Bo told the story about when he was in Somerset and so homesick and lovesick that he was going to hop a freight and return to Fort Worth.
"Thad and Red hid my shoes and called the Chief who came down on a train from Danville and talked me into staying and getting my credits. I don't know what I would be doing today if Chief Myers hadn't talked some sense into me. I do know one thing. Everything I have ever done, and everything I have ever become, I owe to the Chief."
George Chinn related how influential the Chief had been in his life and also entertained the crowd with a story about how he had become a Marine rather than being in the Navy.
"The recruiter told me was going to run the 'match test.' He was going to put a lighted match outside of my ear and if he saw light coming out of the other ear, I would be put in the Marines."
"They assigned me to the Marines!"
Many a tribute was also paid to Uncle Charlie who had died just the year before at age 71.
It was Uncle Charlie, a great teacher, who taught them to play "manly football," hard but clean, always representing Centre in a way which would earn the respect of their opponents. A copy of a tribute written the year before was enlarged and placed on an easel at the reunion.
Earl Ruby, long-time sports editor of the Louisville "Courier-Journal," wrote a moving tribute to "the man who was a dominating influence in American athletics." Ruby used "Uncle Charley" but it was always "Uncle Charlie" and the highway bearing his name is "Charlie Moran Highway."
The Chief very emotionally closed out the evening by praising each of "my boys."
"You have truly believed, and those beliefs allowed you to achieve your dreams.
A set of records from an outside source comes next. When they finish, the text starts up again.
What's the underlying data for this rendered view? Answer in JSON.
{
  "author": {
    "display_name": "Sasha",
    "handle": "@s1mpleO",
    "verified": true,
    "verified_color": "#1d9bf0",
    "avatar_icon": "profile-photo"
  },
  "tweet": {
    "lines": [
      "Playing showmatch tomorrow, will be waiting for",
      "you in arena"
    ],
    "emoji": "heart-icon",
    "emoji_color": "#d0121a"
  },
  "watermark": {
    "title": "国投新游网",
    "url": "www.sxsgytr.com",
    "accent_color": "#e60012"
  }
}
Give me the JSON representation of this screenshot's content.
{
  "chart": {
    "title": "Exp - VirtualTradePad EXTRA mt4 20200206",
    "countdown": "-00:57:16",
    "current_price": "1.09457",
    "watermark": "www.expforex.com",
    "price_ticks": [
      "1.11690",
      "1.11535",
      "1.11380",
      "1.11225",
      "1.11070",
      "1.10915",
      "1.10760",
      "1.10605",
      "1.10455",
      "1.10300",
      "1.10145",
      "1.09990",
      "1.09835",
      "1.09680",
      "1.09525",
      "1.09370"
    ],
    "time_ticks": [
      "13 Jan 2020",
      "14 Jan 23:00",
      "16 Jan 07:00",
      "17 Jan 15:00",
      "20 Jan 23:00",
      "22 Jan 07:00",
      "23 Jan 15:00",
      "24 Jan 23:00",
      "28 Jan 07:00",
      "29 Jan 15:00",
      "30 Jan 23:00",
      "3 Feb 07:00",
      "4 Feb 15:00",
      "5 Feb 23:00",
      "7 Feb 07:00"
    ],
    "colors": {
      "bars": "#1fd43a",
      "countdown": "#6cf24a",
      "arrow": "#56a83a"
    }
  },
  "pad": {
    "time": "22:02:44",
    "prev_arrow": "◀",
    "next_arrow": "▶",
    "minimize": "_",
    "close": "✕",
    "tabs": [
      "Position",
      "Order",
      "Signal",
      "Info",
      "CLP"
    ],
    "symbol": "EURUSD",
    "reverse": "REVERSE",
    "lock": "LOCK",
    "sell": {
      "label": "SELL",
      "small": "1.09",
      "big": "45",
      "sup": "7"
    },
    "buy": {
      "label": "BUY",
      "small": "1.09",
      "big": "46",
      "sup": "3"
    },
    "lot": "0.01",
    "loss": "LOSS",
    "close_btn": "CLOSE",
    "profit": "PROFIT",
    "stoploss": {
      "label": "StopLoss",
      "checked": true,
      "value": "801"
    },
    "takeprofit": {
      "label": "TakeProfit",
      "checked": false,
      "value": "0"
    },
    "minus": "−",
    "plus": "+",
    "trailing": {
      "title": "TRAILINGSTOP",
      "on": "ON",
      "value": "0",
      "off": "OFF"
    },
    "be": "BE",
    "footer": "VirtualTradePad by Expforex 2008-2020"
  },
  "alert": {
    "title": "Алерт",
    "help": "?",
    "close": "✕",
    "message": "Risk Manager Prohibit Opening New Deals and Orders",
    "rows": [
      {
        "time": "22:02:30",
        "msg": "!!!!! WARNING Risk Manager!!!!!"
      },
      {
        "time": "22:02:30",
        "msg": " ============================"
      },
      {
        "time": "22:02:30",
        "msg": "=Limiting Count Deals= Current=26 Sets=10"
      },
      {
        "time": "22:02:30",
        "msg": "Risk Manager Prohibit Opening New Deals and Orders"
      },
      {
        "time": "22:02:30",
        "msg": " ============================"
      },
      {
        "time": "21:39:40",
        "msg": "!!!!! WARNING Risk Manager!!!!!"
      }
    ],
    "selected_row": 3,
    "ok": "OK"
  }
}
As I look out upon each of you, I know that your days at Old Centre molded your lives so that you were provided the knowledge and will to succeed, just as we had so much success during those years which are so near and dear in our memories, but now so far removed."
The Chief resigned from Centre in the fall of 1950 and took the position of director of publicity at Trinity University in San Antonio, Texas. Before he left, he was given a certification of appreciation from many of the young men who had been so greatly influenced by him. It was dated November 24, 1950 and is now hanging on the wall of his granddaughter, Karen Lee Myers Crosby in Colorado Springs, Colorado.
Amongst all of the players is Red Robertson, the author's father, halfway down the right hand column. The team's greatest fan made the list of the greatest of those who had been there during the Chief's years on Centre's campus!
I didn't make the 1950 reunion and wished I had. But, I was really busy in my medical practice and simply couldn't free up the time. I would have loved to see all of the guys again and particularly hear Chief Myers speak. But my brother Howard, as a former letterman, was there at the reunion and told me how moving the Chief's comments were.
I kept up with the Chief after he returned to Centre as the Alumni Director in the 1940's until 1950.
He was great about sending out cards and I saved some of them.
Card in 1946 to Red Robertson from Chief Myers
The last one I received was when he was in Texas in February of 1953. Hennie Lemon and I had heard that he was sick and was a little short of funds so we sent him money. Since he was in a sanatorium, we felt he must have tuberculosis.
Chief Myers, the man who started it all for Centre, the man who had the dream and literally made the Wonder Team possible, died at the home of his son, James Sevier "Jimmy" Myers, Centre '31, in Algonquin, Illinois, on May 5, 1953 at age 65.
Grace Lutheran Sanatorium, San Antonia, Texas.
February 14, 1953
It was "Chief" back in 1912 when Robert L. Myers was given that nickname by his players at Fort Worth's North Side High, and it was still "Chief" some 4 decades later.